◆ **DIRECTIONS**:
When you reach the records below, repeat each one exactly as written.

◆ **RECORDS**:

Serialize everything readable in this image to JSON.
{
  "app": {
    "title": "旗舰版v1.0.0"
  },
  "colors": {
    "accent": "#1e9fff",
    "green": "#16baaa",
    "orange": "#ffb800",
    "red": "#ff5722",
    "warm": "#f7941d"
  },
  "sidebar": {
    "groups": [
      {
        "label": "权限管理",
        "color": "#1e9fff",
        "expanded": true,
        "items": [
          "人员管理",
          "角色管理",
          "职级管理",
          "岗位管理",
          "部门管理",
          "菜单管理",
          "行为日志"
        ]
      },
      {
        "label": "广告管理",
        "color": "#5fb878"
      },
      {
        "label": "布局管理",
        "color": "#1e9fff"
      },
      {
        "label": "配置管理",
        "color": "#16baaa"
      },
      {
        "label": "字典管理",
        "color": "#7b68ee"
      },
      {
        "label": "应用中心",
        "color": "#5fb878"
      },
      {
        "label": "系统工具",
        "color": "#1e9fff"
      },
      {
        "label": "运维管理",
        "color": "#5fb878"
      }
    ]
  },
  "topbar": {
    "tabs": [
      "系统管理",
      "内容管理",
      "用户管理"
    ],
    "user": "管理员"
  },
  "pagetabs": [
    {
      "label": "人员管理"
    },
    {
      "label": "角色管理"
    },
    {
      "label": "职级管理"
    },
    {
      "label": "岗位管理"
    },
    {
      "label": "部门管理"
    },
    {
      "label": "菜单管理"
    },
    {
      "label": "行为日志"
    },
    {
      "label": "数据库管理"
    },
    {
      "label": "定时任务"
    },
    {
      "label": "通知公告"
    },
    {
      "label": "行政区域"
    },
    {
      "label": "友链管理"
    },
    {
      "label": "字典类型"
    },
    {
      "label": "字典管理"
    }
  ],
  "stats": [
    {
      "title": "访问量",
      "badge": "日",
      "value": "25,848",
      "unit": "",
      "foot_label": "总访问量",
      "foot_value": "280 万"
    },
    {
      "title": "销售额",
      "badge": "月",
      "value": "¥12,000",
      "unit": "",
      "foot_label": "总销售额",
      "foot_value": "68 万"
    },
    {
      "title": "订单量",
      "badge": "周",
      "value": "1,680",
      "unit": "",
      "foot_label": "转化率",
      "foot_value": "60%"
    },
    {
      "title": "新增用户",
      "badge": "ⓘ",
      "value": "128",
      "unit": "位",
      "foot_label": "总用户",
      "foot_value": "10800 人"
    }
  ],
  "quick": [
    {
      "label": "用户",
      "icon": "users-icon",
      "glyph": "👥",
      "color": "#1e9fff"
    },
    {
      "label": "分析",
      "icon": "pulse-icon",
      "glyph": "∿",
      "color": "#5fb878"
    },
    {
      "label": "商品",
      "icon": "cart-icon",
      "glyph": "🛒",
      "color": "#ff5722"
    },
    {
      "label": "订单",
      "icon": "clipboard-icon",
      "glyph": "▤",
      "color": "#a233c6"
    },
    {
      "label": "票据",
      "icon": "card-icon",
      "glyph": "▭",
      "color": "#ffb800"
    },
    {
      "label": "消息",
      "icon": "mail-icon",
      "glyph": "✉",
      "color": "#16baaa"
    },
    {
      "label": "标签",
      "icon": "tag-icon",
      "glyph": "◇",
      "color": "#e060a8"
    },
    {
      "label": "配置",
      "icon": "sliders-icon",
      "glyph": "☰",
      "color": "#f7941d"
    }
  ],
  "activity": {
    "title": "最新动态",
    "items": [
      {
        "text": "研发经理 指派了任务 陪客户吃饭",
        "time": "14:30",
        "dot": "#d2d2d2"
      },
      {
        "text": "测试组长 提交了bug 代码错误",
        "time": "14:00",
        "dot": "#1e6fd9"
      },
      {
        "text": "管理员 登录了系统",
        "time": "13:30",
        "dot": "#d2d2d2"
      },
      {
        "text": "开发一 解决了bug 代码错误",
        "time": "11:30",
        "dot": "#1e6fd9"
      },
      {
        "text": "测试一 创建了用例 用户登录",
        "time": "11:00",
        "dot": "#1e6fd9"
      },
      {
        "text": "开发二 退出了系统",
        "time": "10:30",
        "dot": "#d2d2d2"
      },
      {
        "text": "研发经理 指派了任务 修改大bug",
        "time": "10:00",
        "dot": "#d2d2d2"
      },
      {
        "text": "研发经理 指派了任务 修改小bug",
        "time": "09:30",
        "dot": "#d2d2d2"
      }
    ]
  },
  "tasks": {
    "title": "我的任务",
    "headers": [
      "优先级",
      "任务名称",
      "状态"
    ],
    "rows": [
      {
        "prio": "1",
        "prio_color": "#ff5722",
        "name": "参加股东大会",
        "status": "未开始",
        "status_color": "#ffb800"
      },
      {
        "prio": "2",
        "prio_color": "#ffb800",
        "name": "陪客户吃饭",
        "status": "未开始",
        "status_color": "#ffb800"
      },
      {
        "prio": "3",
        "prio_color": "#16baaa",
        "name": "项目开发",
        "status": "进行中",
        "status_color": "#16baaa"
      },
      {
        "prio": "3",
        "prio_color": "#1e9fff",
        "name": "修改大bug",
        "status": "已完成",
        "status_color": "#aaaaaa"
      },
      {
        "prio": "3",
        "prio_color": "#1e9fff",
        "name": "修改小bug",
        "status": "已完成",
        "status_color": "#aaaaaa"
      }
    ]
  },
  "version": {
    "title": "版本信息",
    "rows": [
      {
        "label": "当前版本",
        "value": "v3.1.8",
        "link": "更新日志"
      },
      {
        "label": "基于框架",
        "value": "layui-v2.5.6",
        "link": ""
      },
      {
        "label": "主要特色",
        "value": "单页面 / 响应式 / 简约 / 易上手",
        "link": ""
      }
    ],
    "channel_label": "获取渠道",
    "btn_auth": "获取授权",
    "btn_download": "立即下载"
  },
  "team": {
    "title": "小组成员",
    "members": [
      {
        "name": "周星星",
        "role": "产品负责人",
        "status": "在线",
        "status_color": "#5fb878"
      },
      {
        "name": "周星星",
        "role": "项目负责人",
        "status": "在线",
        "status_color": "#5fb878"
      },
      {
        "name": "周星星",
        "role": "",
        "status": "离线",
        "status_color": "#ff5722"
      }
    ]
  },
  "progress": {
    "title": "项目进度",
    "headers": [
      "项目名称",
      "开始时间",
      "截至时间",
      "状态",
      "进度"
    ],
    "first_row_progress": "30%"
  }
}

◆ **TASK OUTPUT**:
Serialize everything readable in this image to JSON.
{
  "app": {
    "title": "旗舰版v1.0.0"
  },
  "colors": {
    "accent": "#1e9fff",
    "green": "#16baaa",
    "orange": "#ffb800",
    "red": "#ff5722",
    "warm": "#f7941d"
  },
  "sidebar": {
    "groups": [
      {
        "label": "权限管理",
        "color": "#1e9fff",
        "expanded": true,
        "items": [
          "人员管理",
          "角色管理",
          "职级管理",
          "岗位管理",
          "部门管理",
          "菜单管理",
          "行为日志"
        ]
      },
      {
        "label": "广告管理",
        "color": "#5fb878"
      },
      {
        "label": "布局管理",
        "color": "#1e9fff"
      },
      {
        "label": "配置管理",
        "color": "#16baaa"
      },
      {
        "label": "字典管理",
        "color": "#7b68ee"
      },
      {
        "label": "应用中心",
        "color": "#5fb878"
      },
      {
        "label": "系统工具",
        "color": "#1e9fff"
      },
      {
        "label": "运维管理",
        "color": "#5fb878"
      }
    ]
  },
  "topbar": {
    "tabs": [
      "系统管理",
      "内容管理",
      "用户管理"
    ],
    "user": "管理员"
  },
  "pagetabs": [
    {
      "label": "人员管理"
    },
    {
      "label": "角色管理"
    },
    {
      "label": "职级管理"
    },
    {
      "label": "岗位管理"
    },
    {
      "label": "部门管理"
    },
    {
      "label": "菜单管理"
    },
    {
      "label": "行为日志"
    },
    {
      "label": "数据库管理"
    },
    {
      "label": "定时任务"
    },
    {
      "label": "通知公告"
    },
    {
      "label": "行政区域"
    },
    {
      "label": "友链管理"
    },
    {
      "label": "字典类型"
    },
    {
      "label": "字典管理"
    }
  ],
  "stats": [
    {
      "title": "访问量",
      "badge": "日",
      "value": "25,848",
      "unit": "",
      "foot_label": "总访问量",
      "foot_value": "280 万"
    },
    {
      "title": "销售额",
      "badge": "月",
      "value": "¥12,000",
      "unit": "",
      "foot_label": "总销售额",
      "foot_value": "68 万"
    },
    {
      "title": "订单量",
      "badge": "周",
      "value": "1,680",
      "unit": "",
      "foot_label": "转化率",
      "foot_value": "60%"
    },
    {
      "title": "新增用户",
      "badge": "ⓘ",
      "value": "128",
      "unit": "位",
      "foot_label": "总用户",
      "foot_value": "10800 人"
    }
  ],
  "quick": [
    {
      "label": "用户",
      "icon": "users-icon",
      "glyph": "👥",
      "color": "#1e9fff"
    },
    {
      "label": "分析",
      "icon": "pulse-icon",
      "glyph": "∿",
      "color": "#5fb878"
    },
    {
      "label": "商品",
      "icon": "cart-icon",
      "glyph": "🛒",
      "color": "#ff5722"
    },
    {
      "label": "订单",
      "icon": "clipboard-icon",
      "glyph": "▤",
      "color": "#a233c6"
    },
    {
      "label": "票据",
      "icon": "card-icon",
      "glyph": "▭",
      "color": "#ffb800"
    },
    {
      "label": "消息",
      "icon": "mail-icon",
      "glyph": "✉",
      "color": "#16baaa"
    },
    {
      "label": "标签",
      "icon": "tag-icon",
      "glyph": "◇",
      "color": "#e060a8"
    },
    {
      "label": "配置",
      "icon": "sliders-icon",
      "glyph": "☰",
      "color": "#f7941d"
    }
  ],
  "activity": {
    "title": "最新动态",
    "items": [
      {
        "text": "研发经理 指派了任务 陪客户吃饭",
        "time": "14:30",
        "dot": "#d2d2d2"
      },
      {
        "text": "测试组长 提交了bug 代码错误",
        "time": "14:00",
        "dot": "#1e6fd9"
      },
      {
        "text": "管理员 登录了系统",
        "time": "13:30",
        "dot": "#d2d2d2"
      },
      {
        "text": "开发一 解决了bug 代码错误",
        "time": "11:30",
        "dot": "#1e6fd9"
      },
      {
        "text": "测试一 创建了用例 用户登录",
        "time": "11:00",
        "dot": "#1e6fd9"
      },
      {
        "text": "开发二 退出了系统",
        "time": "10:30",
        "dot": "#d2d2d2"
      },
      {
        "text": "研发经理 指派了任务 修改大bug",
        "time": "10:00",
        "dot": "#d2d2d2"
      },
      {
        "text": "研发经理 指派了任务 修改小bug",
        "time": "09:30",
        "dot": "#d2d2d2"
      }
    ]
  },
  "tasks": {
    "title": "我的任务",
    "headers": [
      "优先级",
      "任务名称",
      "状态"
    ],
    "rows": [
      {
        "prio": "1",
        "prio_color": "#ff5722",
        "name": "参加股东大会",
        "status": "未开始",
        "status_color": "#ffb800"
      },
      {
        "prio": "2",
        "prio_color": "#ffb800",
        "name": "陪客户吃饭",
        "status": "未开始",
        "status_color": "#ffb800"
      },
      {
        "prio": "3",
        "prio_color": "#16baaa",
        "name": "项目开发",
        "status": "进行中",
        "status_color": "#16baaa"
      },
      {
        "prio": "3",
        "prio_color": "#1e9fff",
        "name": "修改大bug",
        "status": "已完成",
        "status_color": "#aaaaaa"
      },
      {
        "prio": "3",
        "prio_color": "#1e9fff",
        "name": "修改小bug",
        "status": "已完成",
        "status_color": "#aaaaaa"
      }
    ]
  },
  "version": {
    "title": "版本信息",
    "rows": [
      {
        "label": "当前版本",
        "value": "v3.1.8",
        "link": "更新日志"
      },
      {
        "label": "基于框架",
        "value": "layui-v2.5.6",
        "link": ""
      },
      {
        "label": "主要特色",
        "value": "单页面 / 响应式 / 简约 / 易上手",
        "link": ""
      }
    ],
    "channel_label": "获取渠道",
    "btn_auth": "获取授权",
    "btn_download": "立即下载"
  },
  "team": {
    "title": "小组成员",
    "members": [
      {
        "name": "周星星",
        "role": "产品负责人",
        "status": "在线",
        "status_color": "#5fb878"
      },
      {
        "name": "周星星",
        "role": "项目负责人",
        "status": "在线",
        "status_color": "#5fb878"
      },
      {
        "name": "周星星",
        "role": "",
        "status": "离线",
        "status_color": "#ff5722"
      }
    ]
  },
  "progress": {
    "title": "项目进度",
    "headers": [
      "项目名称",
      "开始时间",
      "截至时间",
      "状态",
      "进度"
    ],
    "first_row_progress": "30%"
  }
}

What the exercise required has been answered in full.